== Given data ==

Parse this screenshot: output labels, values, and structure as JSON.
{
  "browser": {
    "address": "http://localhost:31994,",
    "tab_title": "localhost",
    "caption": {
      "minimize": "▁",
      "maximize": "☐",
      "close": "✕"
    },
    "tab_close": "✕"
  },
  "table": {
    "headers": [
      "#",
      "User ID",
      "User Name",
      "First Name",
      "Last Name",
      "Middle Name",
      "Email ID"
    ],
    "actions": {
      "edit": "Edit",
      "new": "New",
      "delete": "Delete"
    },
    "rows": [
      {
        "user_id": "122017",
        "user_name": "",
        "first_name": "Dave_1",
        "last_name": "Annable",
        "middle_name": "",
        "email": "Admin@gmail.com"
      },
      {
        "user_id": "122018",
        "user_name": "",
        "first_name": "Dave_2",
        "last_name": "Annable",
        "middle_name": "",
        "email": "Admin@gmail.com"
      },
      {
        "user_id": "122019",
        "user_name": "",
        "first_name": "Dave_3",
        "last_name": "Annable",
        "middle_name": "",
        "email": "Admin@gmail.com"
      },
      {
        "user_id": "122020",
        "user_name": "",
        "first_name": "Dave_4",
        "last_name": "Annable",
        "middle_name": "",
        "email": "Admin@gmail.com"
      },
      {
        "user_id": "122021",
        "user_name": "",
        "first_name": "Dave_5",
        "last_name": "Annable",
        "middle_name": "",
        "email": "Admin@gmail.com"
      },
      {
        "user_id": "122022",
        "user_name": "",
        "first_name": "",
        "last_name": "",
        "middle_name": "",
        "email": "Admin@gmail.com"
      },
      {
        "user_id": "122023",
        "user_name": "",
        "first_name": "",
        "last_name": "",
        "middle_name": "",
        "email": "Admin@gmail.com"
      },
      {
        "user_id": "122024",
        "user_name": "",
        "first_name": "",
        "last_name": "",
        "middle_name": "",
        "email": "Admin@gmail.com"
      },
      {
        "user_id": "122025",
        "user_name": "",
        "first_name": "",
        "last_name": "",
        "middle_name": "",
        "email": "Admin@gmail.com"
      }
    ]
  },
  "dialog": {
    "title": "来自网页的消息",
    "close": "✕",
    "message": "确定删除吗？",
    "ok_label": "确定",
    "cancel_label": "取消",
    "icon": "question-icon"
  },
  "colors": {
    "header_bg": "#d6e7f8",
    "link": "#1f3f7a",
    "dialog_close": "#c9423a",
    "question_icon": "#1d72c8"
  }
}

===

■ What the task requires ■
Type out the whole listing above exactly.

■ Problem solution ■
Parse this screenshot: output labels, values, and structure as JSON.
{
  "browser": {
    "address": "http://localhost:31994,",
    "tab_title": "localhost",
    "caption": {
      "minimize": "▁",
      "maximize": "☐",
      "close": "✕"
    },
    "tab_close": "✕"
  },
  "table": {
    "headers": [
      "#",
      "User ID",
      "User Name",
      "First Name",
      "Last Name",
      "Middle Name",
      "Email ID"
    ],
    "actions": {
      "edit": "Edit",
      "new": "New",
      "delete": "Delete"
    },
    "rows": [
      {
        "user_id": "122017",
        "user_name": "",
        "first_name": "Dave_1",
        "last_name": "Annable",
        "middle_name": "",
        "email": "Admin@gmail.com"
      },
      {
        "user_id": "122018",
        "user_name": "",
        "first_name": "Dave_2",
        "last_name": "Annable",
        "middle_name": "",
        "email": "Admin@gmail.com"
      },
      {
        "user_id": "122019",
        "user_name": "",
        "first_name": "Dave_3",
        "last_name": "Annable",
        "middle_name": "",
        "email": "Admin@gmail.com"
      },
      {
        "user_id": "122020",
        "user_name": "",
        "first_name": "Dave_4",
        "last_name": "Annable",
        "middle_name": "",
        "email": "Admin@gmail.com"
      },
      {
        "user_id": "122021",
        "user_name": "",
        "first_name": "Dave_5",
        "last_name": "Annable",
        "middle_name": "",
        "email": "Admin@gmail.com"
      },
      {
        "user_id": "122022",
        "user_name": "",
        "first_name": "",
        "last_name": "",
        "middle_name": "",
        "email": "Admin@gmail.com"
      },
      {
        "user_id": "122023",
        "user_name": "",
        "first_name": "",
        "last_name": "",
        "middle_name": "",
        "email": "Admin@gmail.com"
      },
      {
        "user_id": "122024",
        "user_name": "",
        "first_name": "",
        "last_name": "",
        "middle_name": "",
        "email": "Admin@gmail.com"
      },
      {
        "user_id": "122025",
        "user_name": "",
        "first_name": "",
        "last_name": "",
        "middle_name": "",
        "email": "Admin@gmail.com"
      }
    ]
  },
  "dialog": {
    "title": "来自网页的消息",
    "close": "✕",
    "message": "确定删除吗？",
    "ok_label": "确定",
    "cancel_label": "取消",
    "icon": "question-icon"
  },
  "colors": {
    "header_bg": "#d6e7f8",
    "link": "#1f3f7a",
    "dialog_close": "#c9423a",
    "question_icon": "#1d72c8"
  }
}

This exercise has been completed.